ASSIGNMENT = Below are records. Find each line in them that holds the word "more" and copy it.

- Opening Delimiter -

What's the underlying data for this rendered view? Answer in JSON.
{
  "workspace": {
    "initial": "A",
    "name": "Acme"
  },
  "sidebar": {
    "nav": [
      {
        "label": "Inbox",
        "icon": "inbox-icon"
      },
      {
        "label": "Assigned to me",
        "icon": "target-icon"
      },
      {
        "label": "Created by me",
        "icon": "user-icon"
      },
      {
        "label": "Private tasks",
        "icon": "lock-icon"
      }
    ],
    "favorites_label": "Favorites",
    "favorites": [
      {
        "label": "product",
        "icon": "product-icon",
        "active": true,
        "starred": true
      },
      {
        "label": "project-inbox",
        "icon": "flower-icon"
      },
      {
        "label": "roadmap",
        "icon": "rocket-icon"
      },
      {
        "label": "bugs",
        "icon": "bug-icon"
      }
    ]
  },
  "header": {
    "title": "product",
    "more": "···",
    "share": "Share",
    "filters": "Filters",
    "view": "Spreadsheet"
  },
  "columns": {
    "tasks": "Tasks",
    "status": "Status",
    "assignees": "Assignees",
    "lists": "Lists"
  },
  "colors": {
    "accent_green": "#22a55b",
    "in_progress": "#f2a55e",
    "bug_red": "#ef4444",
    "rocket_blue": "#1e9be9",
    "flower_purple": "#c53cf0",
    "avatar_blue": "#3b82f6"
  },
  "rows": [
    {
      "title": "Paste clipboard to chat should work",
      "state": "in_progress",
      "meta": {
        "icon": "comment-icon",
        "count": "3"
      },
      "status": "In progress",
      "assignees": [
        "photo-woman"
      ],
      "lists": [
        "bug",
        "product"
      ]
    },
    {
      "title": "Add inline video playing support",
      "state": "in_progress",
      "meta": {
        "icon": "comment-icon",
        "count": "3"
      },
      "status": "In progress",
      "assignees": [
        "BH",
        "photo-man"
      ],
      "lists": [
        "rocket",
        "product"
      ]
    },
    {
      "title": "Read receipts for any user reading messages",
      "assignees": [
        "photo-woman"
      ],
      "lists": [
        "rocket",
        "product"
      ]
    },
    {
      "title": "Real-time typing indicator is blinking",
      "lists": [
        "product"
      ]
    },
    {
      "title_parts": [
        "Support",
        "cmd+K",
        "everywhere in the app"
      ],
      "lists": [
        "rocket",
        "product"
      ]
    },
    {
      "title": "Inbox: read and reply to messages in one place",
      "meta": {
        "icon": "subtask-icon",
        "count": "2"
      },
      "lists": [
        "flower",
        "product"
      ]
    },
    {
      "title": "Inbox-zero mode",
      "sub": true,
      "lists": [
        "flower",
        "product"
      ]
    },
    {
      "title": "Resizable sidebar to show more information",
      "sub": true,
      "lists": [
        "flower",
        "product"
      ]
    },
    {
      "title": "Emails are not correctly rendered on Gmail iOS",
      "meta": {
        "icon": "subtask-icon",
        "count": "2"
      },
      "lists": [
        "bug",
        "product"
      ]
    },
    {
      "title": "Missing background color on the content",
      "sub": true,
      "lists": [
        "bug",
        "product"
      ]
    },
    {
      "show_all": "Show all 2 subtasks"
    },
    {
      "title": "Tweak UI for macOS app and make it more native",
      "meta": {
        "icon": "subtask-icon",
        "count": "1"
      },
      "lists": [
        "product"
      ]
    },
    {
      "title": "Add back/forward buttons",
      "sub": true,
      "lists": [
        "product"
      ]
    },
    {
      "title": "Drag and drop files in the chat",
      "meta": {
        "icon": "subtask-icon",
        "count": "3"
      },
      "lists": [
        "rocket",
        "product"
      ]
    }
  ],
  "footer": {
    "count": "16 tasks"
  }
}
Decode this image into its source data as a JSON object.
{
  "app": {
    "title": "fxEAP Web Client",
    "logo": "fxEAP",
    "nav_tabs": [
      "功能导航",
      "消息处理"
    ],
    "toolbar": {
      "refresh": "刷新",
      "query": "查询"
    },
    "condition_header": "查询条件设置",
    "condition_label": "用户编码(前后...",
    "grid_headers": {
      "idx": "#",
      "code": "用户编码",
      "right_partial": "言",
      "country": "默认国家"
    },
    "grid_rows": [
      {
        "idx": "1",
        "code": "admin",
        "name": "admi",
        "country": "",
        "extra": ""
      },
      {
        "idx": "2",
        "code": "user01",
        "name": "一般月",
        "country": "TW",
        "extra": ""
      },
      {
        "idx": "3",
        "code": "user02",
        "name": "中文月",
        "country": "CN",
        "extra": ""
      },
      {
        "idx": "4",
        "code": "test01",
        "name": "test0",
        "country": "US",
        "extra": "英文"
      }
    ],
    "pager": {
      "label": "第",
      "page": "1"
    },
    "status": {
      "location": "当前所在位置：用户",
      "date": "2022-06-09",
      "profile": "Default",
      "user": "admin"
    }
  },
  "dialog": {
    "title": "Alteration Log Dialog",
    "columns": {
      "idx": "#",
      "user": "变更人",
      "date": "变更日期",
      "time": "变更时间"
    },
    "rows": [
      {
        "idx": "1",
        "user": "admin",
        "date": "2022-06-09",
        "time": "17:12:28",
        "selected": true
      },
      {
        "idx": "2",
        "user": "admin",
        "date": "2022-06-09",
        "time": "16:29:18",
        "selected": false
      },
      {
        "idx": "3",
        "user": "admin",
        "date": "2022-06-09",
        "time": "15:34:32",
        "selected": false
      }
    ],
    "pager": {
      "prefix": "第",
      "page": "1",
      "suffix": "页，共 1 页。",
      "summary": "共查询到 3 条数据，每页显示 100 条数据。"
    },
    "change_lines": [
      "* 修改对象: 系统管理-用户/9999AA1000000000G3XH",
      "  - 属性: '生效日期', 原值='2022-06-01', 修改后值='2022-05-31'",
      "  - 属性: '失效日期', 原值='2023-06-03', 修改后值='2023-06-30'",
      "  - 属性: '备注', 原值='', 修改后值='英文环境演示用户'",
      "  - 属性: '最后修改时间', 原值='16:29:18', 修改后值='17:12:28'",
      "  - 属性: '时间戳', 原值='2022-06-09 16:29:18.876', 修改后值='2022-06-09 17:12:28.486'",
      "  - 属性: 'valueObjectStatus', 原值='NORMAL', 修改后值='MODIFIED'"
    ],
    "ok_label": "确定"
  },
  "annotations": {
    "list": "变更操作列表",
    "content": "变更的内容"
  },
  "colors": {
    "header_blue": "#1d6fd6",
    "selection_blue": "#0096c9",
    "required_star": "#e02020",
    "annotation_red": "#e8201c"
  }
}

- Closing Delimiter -

WORKED SOLUTION =
    "more": "···",
      "title": "Resizable sidebar to show more information",
      "title": "Tweak UI for macOS app and make it more native",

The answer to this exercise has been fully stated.